(Entries taken from a collection)
....................

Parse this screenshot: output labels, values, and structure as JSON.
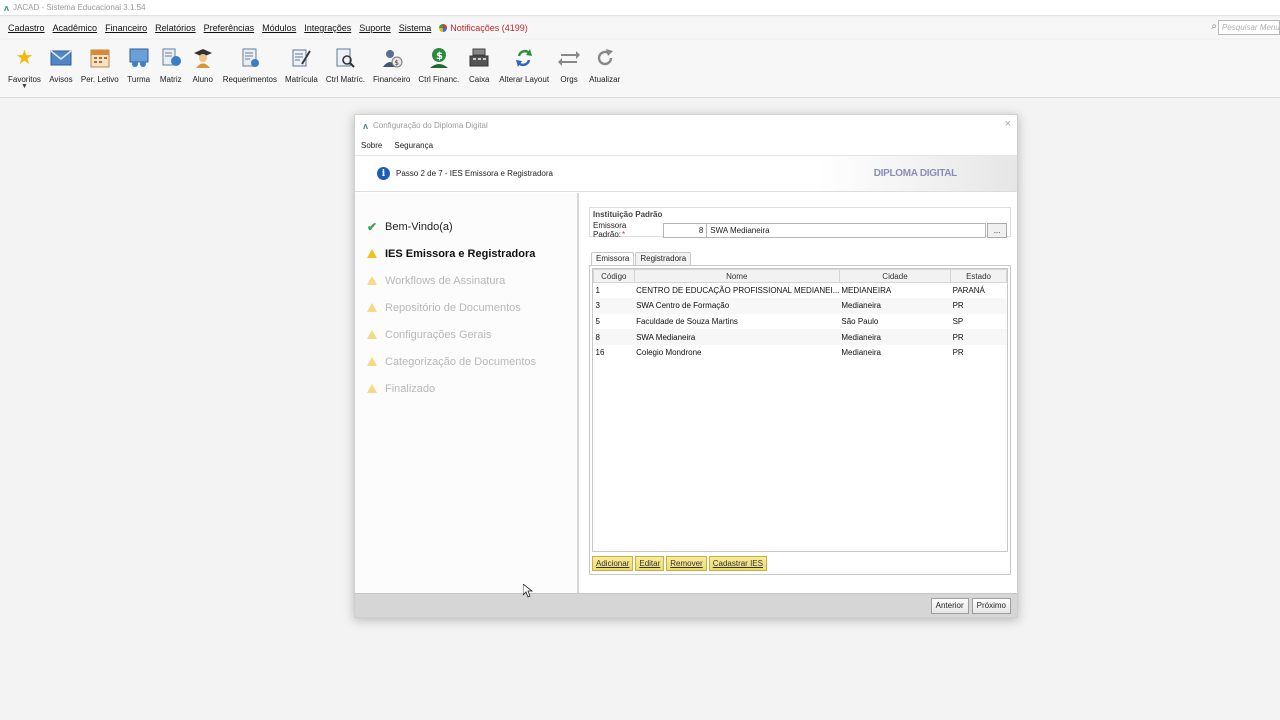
{
  "window": {
    "title": "JACAD - Sistema Educacional 3.1.54"
  },
  "menu": {
    "items": [
      "Cadastro",
      "Acadêmico",
      "Financeiro",
      "Relatórios",
      "Preferências",
      "Módulos",
      "Integrações",
      "Suporte",
      "Sistema"
    ],
    "notifications": "Notificações (4199)",
    "search_placeholder": "Pesquisar Menu"
  },
  "toolbar": [
    {
      "label": "Favoritos",
      "icon": "star-icon"
    },
    {
      "label": "Avisos",
      "icon": "envelope-icon"
    },
    {
      "label": "Per. Letivo",
      "icon": "calendar-icon"
    },
    {
      "label": "Turma",
      "icon": "class-icon"
    },
    {
      "label": "Matriz",
      "icon": "matrix-icon"
    },
    {
      "label": "Aluno",
      "icon": "student-icon"
    },
    {
      "label": "Requerimentos",
      "icon": "request-icon"
    },
    {
      "label": "Matrícula",
      "icon": "enrollment-icon"
    },
    {
      "label": "Ctrl Matríc.",
      "icon": "enrollment-control-icon"
    },
    {
      "label": "Financeiro",
      "icon": "finance-icon"
    },
    {
      "label": "Ctrl Financ.",
      "icon": "finance-control-icon"
    },
    {
      "label": "Caixa",
      "icon": "cash-register-icon"
    },
    {
      "label": "Alterar Layout",
      "icon": "layout-icon"
    },
    {
      "label": "Orgs",
      "icon": "orgs-icon"
    },
    {
      "label": "Atualizar",
      "icon": "refresh-icon"
    }
  ],
  "dialog": {
    "title": "Configuração do Diploma Digital",
    "close": "×",
    "menu": [
      "Sobre",
      "Segurança"
    ],
    "step_text": "Passo 2 de 7 - IES Emissora e Registradora",
    "brand": "DIPLOMA DIGITAL",
    "steps": [
      {
        "label": "Bem-Vindo(a)",
        "status": "done"
      },
      {
        "label": "IES Emissora e Registradora",
        "status": "current"
      },
      {
        "label": "Workflows de Assinatura",
        "status": "pending"
      },
      {
        "label": "Repositório de Documentos",
        "status": "pending"
      },
      {
        "label": "Configurações Gerais",
        "status": "pending"
      },
      {
        "label": "Categorização de Documentos",
        "status": "pending"
      },
      {
        "label": "Finalizado",
        "status": "pending"
      }
    ],
    "group_title": "Instituição Padrão",
    "field_label": "Emissora Padrão:",
    "field_required": "*",
    "field_code": "8",
    "field_name": "SWA Medianeira",
    "lookup": "...",
    "tabs": [
      "Emissora",
      "Registradora"
    ],
    "columns": [
      "Código",
      "Nome",
      "Cidade",
      "Estado"
    ],
    "rows": [
      [
        "1",
        "CENTRO DE EDUCAÇÃO PROFISSIONAL MEDIANEI...",
        "MEDIANEIRA",
        "PARANÁ"
      ],
      [
        "3",
        "SWA Centro de Formação",
        "Medianeira",
        "PR"
      ],
      [
        "5",
        "Faculdade de Souza Martins",
        "São Paulo",
        "SP"
      ],
      [
        "8",
        "SWA Medianeira",
        "Medianeira",
        "PR"
      ],
      [
        "16",
        "Colegio Mondrone",
        "Medianeira",
        "PR"
      ]
    ],
    "actions": [
      "Adicionar",
      "Editar",
      "Remover",
      "Cadastrar IES"
    ],
    "footer": {
      "back": "Anterior",
      "next": "Próximo"
    }
  }
}
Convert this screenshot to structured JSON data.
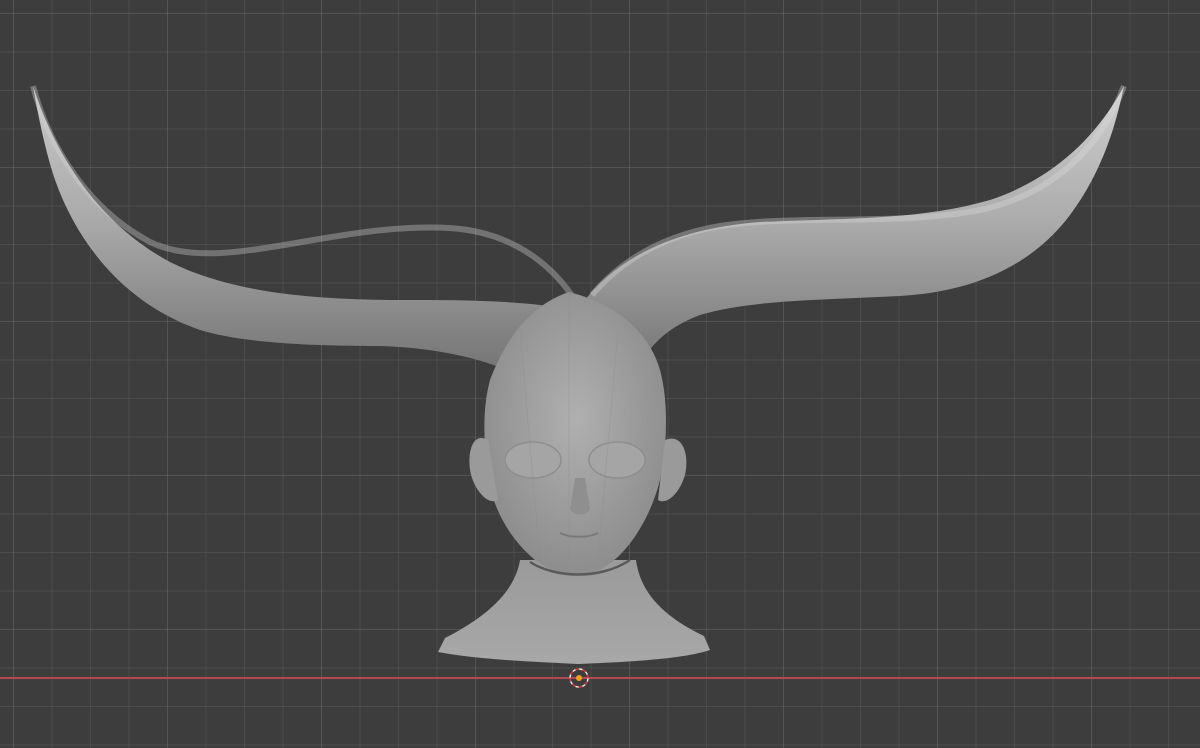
{
  "viewport": {
    "name": "3D Viewport",
    "grid": "visible",
    "axis_x_color": "#b34a52",
    "background_color": "#3d3d3d",
    "mesh_color": "#a8a8a8"
  },
  "scene": {
    "objects": [
      {
        "name": "horns",
        "icon": "horn-mesh"
      },
      {
        "name": "head",
        "icon": "head-mesh"
      }
    ],
    "cursor_icon": "3d-cursor-icon"
  }
}
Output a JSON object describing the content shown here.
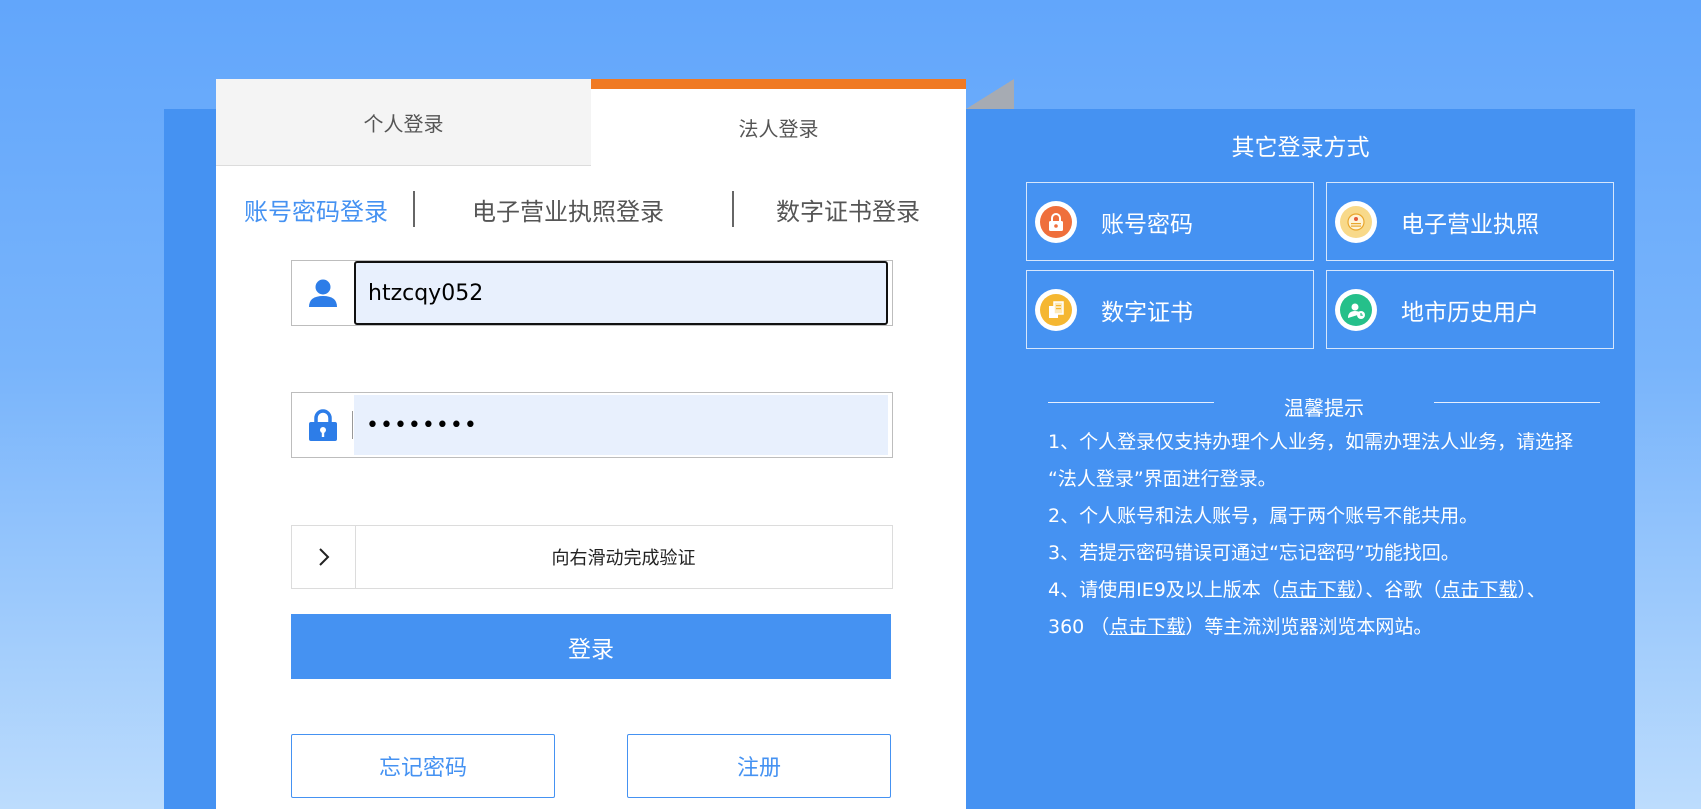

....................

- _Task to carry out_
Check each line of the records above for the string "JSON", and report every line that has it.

- _Solution for this problem_
Parse this screenshot: output labels, values, and structure as JSON.
Convert this screenshot to structured JSON data.
Output a JSON object describing the content shown here.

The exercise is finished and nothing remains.